■ REQUIRED WORK: Your reply should be the full listing, copied exactly.

■ MATERIAL SUPPLIED:
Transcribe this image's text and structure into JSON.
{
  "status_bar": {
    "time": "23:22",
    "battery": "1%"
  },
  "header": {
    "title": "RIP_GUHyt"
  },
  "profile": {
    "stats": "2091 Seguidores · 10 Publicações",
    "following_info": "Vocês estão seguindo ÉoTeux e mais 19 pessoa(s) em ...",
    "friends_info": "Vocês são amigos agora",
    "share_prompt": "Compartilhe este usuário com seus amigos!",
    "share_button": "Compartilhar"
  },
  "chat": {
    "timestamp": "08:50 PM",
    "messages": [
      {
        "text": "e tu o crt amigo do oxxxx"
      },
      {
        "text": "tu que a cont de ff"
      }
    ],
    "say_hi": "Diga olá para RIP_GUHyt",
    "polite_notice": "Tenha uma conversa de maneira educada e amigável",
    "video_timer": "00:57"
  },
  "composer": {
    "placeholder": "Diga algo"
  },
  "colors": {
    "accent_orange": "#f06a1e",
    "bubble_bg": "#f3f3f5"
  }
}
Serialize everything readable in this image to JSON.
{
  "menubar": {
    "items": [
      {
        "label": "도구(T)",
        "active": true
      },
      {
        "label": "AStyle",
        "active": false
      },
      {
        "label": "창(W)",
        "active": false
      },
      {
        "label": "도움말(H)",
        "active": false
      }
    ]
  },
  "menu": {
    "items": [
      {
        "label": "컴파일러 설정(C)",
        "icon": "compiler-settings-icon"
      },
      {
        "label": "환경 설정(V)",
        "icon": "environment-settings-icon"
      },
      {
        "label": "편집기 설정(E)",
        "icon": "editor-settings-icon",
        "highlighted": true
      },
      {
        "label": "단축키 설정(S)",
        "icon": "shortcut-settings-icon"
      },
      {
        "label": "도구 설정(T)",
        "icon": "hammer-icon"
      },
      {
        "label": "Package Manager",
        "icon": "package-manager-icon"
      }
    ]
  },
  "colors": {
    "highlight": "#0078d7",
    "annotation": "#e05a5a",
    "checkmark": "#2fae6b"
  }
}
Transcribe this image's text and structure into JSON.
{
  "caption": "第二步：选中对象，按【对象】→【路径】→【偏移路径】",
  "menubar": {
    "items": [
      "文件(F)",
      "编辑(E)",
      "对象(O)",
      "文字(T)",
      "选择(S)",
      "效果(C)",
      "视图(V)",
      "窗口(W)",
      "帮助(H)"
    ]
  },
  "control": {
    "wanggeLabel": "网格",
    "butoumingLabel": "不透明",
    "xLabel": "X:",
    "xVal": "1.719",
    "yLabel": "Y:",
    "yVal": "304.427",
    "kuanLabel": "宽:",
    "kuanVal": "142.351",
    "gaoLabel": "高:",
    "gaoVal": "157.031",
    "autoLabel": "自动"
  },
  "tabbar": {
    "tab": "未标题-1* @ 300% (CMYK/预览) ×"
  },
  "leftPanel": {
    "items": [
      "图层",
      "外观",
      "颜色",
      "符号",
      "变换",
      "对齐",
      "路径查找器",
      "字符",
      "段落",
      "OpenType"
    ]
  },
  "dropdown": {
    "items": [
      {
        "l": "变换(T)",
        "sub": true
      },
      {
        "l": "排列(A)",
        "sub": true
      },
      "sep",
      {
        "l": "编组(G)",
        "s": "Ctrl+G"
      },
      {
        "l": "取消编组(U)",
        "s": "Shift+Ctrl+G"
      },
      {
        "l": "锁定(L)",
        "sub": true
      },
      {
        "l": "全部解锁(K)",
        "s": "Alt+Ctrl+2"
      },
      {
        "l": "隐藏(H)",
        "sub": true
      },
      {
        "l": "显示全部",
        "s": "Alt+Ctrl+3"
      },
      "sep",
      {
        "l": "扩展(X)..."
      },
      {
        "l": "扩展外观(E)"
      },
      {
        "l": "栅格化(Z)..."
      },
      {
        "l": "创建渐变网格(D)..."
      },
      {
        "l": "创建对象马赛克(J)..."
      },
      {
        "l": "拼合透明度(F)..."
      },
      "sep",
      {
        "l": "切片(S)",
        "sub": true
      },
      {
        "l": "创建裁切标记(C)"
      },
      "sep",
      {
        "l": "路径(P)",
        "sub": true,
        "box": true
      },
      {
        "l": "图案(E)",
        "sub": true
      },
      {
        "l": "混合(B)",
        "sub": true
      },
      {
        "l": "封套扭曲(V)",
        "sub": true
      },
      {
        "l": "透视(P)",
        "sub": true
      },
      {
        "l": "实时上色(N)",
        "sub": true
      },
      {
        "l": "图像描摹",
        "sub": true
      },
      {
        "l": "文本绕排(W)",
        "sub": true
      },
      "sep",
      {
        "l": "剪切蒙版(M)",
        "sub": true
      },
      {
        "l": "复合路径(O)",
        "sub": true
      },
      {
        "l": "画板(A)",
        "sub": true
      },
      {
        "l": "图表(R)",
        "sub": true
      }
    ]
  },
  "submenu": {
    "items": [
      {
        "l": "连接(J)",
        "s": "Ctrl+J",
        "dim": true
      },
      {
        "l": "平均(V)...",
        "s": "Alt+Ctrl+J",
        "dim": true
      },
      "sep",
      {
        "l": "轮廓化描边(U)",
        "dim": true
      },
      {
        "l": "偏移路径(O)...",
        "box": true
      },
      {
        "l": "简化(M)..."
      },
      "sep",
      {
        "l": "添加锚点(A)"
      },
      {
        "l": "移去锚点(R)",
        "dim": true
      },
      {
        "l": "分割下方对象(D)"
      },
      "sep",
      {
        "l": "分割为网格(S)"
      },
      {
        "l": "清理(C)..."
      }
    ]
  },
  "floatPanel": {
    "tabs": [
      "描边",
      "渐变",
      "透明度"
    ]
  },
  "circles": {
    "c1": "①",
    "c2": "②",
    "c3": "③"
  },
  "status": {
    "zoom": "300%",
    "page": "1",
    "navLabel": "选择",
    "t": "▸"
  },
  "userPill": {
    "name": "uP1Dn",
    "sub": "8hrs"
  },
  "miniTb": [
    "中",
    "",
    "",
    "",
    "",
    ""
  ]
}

■ TASK ANSWER:
Transcribe this image's text and structure into JSON.
{
  "status_bar": {
    "time": "23:22",
    "battery": "1%"
  },
  "header": {
    "title": "RIP_GUHyt"
  },
  "profile": {
    "stats": "2091 Seguidores · 10 Publicações",
    "following_info": "Vocês estão seguindo ÉoTeux e mais 19 pessoa(s) em ...",
    "friends_info": "Vocês são amigos agora",
    "share_prompt": "Compartilhe este usuário com seus amigos!",
    "share_button": "Compartilhar"
  },
  "chat": {
    "timestamp": "08:50 PM",
    "messages": [
      {
        "text": "e tu o crt amigo do oxxxx"
      },
      {
        "text": "tu que a cont de ff"
      }
    ],
    "say_hi": "Diga olá para RIP_GUHyt",
    "polite_notice": "Tenha uma conversa de maneira educada e amigável",
    "video_timer": "00:57"
  },
  "composer": {
    "placeholder": "Diga algo"
  },
  "colors": {
    "accent_orange": "#f06a1e",
    "bubble_bg": "#f3f3f5"
  }
}
Serialize everything readable in this image to JSON.
{
  "menubar": {
    "items": [
      {
        "label": "도구(T)",
        "active": true
      },
      {
        "label": "AStyle",
        "active": false
      },
      {
        "label": "창(W)",
        "active": false
      },
      {
        "label": "도움말(H)",
        "active": false
      }
    ]
  },
  "menu": {
    "items": [
      {
        "label": "컴파일러 설정(C)",
        "icon": "compiler-settings-icon"
      },
      {
        "label": "환경 설정(V)",
        "icon": "environment-settings-icon"
      },
      {
        "label": "편집기 설정(E)",
        "icon": "editor-settings-icon",
        "highlighted": true
      },
      {
        "label": "단축키 설정(S)",
        "icon": "shortcut-settings-icon"
      },
      {
        "label": "도구 설정(T)",
        "icon": "hammer-icon"
      },
      {
        "label": "Package Manager",
        "icon": "package-manager-icon"
      }
    ]
  },
  "colors": {
    "highlight": "#0078d7",
    "annotation": "#e05a5a",
    "checkmark": "#2fae6b"
  }
}
Transcribe this image's text and structure into JSON.
{
  "caption": "第二步：选中对象，按【对象】→【路径】→【偏移路径】",
  "menubar": {
    "items": [
      "文件(F)",
      "编辑(E)",
      "对象(O)",
      "文字(T)",
      "选择(S)",
      "效果(C)",
      "视图(V)",
      "窗口(W)",
      "帮助(H)"
    ]
  },
  "control": {
    "wanggeLabel": "网格",
    "butoumingLabel": "不透明",
    "xLabel": "X:",
    "xVal": "1.719",
    "yLabel": "Y:",
    "yVal": "304.427",
    "kuanLabel": "宽:",
    "kuanVal": "142.351",
    "gaoLabel": "高:",
    "gaoVal": "157.031",
    "autoLabel": "自动"
  },
  "tabbar": {
    "tab": "未标题-1* @ 300% (CMYK/预览) ×"
  },
  "leftPanel": {
    "items": [
      "图层",
      "外观",
      "颜色",
      "符号",
      "变换",
      "对齐",
      "路径查找器",
      "字符",
      "段落",
      "OpenType"
    ]
  },
  "dropdown": {
    "items": [
      {
        "l": "变换(T)",
        "sub": true
      },
      {
        "l": "排列(A)",
        "sub": true
      },
      "sep",
      {
        "l": "编组(G)",
        "s": "Ctrl+G"
      },
      {
        "l": "取消编组(U)",
        "s": "Shift+Ctrl+G"
      },
      {
        "l": "锁定(L)",
        "sub": true
      },
      {
        "l": "全部解锁(K)",
        "s": "Alt+Ctrl+2"
      },
      {
        "l": "隐藏(H)",
        "sub": true
      },
      {
        "l": "显示全部",
        "s": "Alt+Ctrl+3"
      },
      "sep",
      {
        "l": "扩展(X)..."
      },
      {
        "l": "扩展外观(E)"
      },
      {
        "l": "栅格化(Z)..."
      },
      {
        "l": "创建渐变网格(D)..."
      },
      {
        "l": "创建对象马赛克(J)..."
      },
      {
        "l": "拼合透明度(F)..."
      },
      "sep",
      {
        "l": "切片(S)",
        "sub": true
      },
      {
        "l": "创建裁切标记(C)"
      },
      "sep",
      {
        "l": "路径(P)",
        "sub": true,
        "box": true
      },
      {
        "l": "图案(E)",
        "sub": true
      },
      {
        "l": "混合(B)",
        "sub": true
      },
      {
        "l": "封套扭曲(V)",
        "sub": true
      },
      {
        "l": "透视(P)",
        "sub": true
      },
      {
        "l": "实时上色(N)",
        "sub": true
      },
      {
        "l": "图像描摹",
        "sub": true
      },
      {
        "l": "文本绕排(W)",
        "sub": true
      },
      "sep",
      {
        "l": "剪切蒙版(M)",
        "sub": true
      },
      {
        "l": "复合路径(O)",
        "sub": true
      },
      {
        "l": "画板(A)",
        "sub": true
      },
      {
        "l": "图表(R)",
        "sub": true
      }
    ]
  },
  "submenu": {
    "items": [
      {
        "l": "连接(J)",
        "s": "Ctrl+J",
        "dim": true
      },
      {
        "l": "平均(V)...",
        "s": "Alt+Ctrl+J",
        "dim": true
      },
      "sep",
      {
        "l": "轮廓化描边(U)",
        "dim": true
      },
      {
        "l": "偏移路径(O)...",
        "box": true
      },
      {
        "l": "简化(M)..."
      },
      "sep",
      {
        "l": "添加锚点(A)"
      },
      {
        "l": "移去锚点(R)",
        "dim": true
      },
      {
        "l": "分割下方对象(D)"
      },
      "sep",
      {
        "l": "分割为网格(S)"
      },
      {
        "l": "清理(C)..."
      }
    ]
  },
  "floatPanel": {
    "tabs": [
      "描边",
      "渐变",
      "透明度"
    ]
  },
  "circles": {
    "c1": "①",
    "c2": "②",
    "c3": "③"
  },
  "status": {
    "zoom": "300%",
    "page": "1",
    "navLabel": "选择",
    "t": "▸"
  },
  "userPill": {
    "name": "uP1Dn",
    "sub": "8hrs"
  },
  "miniTb": [
    "中",
    "",
    "",
    "",
    "",
    ""
  ]
}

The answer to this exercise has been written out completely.